Transgenic animals are animals that are developed by inserting gene coding for a unique characteristic or valuable product into the genome of the animal. The animals can then pass this characteristic on to their progeny through reproduction. These animals can be patented in the United States as long as they meet the requirements of patentability set forth in patent law. This Comment examines the requirement of control that the patentee must exercise over the patented transgenic animals. If the patentee transfers the animal to a third party, the patentee runs the risk of losing control over the technology's use. Such control is required under patent law. The Comment sets forth three separate hypothetical transgenic inventions and a specific transfer of each invention. Each hypothetical invention is described and classified as either a product or a machine. After describing and classifying these inventions, the Comment then considers the amount of control maintained by the patentee under the patent law doctrines and anti-trust law after transferring those inventions using an unconditional sale, a field of use license, a bailment, and a lease.
Jeffrey W. Guise,
Controlling Biotech Babies Following the Transfer of Self-Replicating Inventions,
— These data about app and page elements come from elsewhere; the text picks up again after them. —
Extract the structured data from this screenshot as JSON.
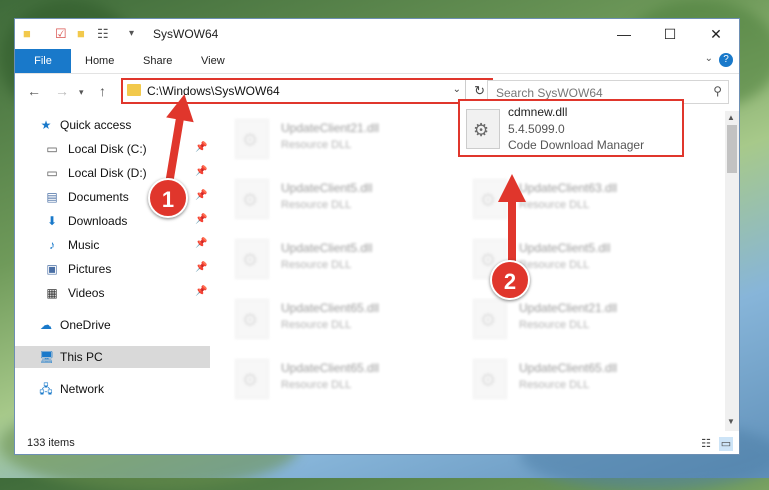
{
  "window": {
    "title": "SysWOW64",
    "minimize_glyph": "—",
    "maximize_glyph": "☐",
    "close_glyph": "✕"
  },
  "ribbon": {
    "file": "File",
    "tabs": [
      "Home",
      "Share",
      "View"
    ],
    "help_glyph": "?"
  },
  "address": {
    "path": "C:\\Windows\\SysWOW64"
  },
  "search": {
    "placeholder": "Search SysWOW64"
  },
  "sidebar": {
    "items": [
      {
        "label": "Quick access",
        "icon": "star-icon",
        "pinned": false
      },
      {
        "label": "Local Disk (C:)",
        "icon": "drive-icon",
        "pinned": true
      },
      {
        "label": "Local Disk (D:)",
        "icon": "drive-icon",
        "pinned": true
      },
      {
        "label": "Documents",
        "icon": "document-icon",
        "pinned": true
      },
      {
        "label": "Downloads",
        "icon": "download-icon",
        "pinned": true
      },
      {
        "label": "Music",
        "icon": "music-icon",
        "pinned": true
      },
      {
        "label": "Pictures",
        "icon": "picture-icon",
        "pinned": true
      },
      {
        "label": "Videos",
        "icon": "video-icon",
        "pinned": true
      },
      {
        "label": "OneDrive",
        "icon": "cloud-icon",
        "pinned": false
      },
      {
        "label": "This PC",
        "icon": "computer-icon",
        "pinned": false
      },
      {
        "label": "Network",
        "icon": "network-icon",
        "pinned": false
      }
    ]
  },
  "files": [
    {
      "name": "UpdateClient21.dll",
      "type": "Resource DLL"
    },
    {
      "name": "UpdateClient5.dll",
      "type": "Resource DLL"
    },
    {
      "name": "UpdateClient63.dll",
      "type": "Resource DLL"
    },
    {
      "name": "UpdateClient5.dll",
      "type": "Resource DLL"
    },
    {
      "name": "UpdateClient5.dll",
      "type": "Resource DLL"
    },
    {
      "name": "UpdateClient65.dll",
      "type": "Resource DLL"
    },
    {
      "name": "UpdateClient21.dll",
      "type": "Resource DLL"
    },
    {
      "name": "UpdateClient65.dll",
      "type": "Resource DLL"
    },
    {
      "name": "UpdateClient65.dll",
      "type": "Resource DLL"
    }
  ],
  "target_file": {
    "name": "cdmnew.dll",
    "version": "5.4.5099.0",
    "description": "Code Download Manager"
  },
  "status": {
    "item_count": "133 items"
  },
  "annotations": {
    "step1": "1",
    "step2": "2",
    "color": "#e0362c"
  }
}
San Diego L. Rev.
Available at: https://digital.sandiego.edu/sdlr/vol28/iss4/7